§ **What the task requires**
Find the number of lines in these records where the word "Camera" appears. Reply with that number and nothing more.
Top of Entries shown
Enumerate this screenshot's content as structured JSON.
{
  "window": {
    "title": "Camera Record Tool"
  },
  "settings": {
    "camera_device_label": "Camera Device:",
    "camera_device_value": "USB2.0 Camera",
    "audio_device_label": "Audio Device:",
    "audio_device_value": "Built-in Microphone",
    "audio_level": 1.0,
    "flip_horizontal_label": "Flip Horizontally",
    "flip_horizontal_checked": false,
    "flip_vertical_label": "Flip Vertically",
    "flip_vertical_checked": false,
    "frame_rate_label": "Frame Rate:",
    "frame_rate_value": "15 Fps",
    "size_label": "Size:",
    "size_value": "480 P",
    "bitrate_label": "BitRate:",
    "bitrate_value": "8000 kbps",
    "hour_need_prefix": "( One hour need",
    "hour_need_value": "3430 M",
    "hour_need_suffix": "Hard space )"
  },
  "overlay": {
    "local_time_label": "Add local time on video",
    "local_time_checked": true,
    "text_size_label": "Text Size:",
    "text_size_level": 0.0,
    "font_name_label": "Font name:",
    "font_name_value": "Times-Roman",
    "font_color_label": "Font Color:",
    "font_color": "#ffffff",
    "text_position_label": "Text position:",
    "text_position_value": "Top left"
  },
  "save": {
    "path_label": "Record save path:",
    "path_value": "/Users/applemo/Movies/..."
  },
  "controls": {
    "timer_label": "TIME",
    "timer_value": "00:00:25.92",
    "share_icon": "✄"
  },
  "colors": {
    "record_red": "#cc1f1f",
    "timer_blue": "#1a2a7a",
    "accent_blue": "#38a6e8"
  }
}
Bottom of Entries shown
§ **Exercise answer**
3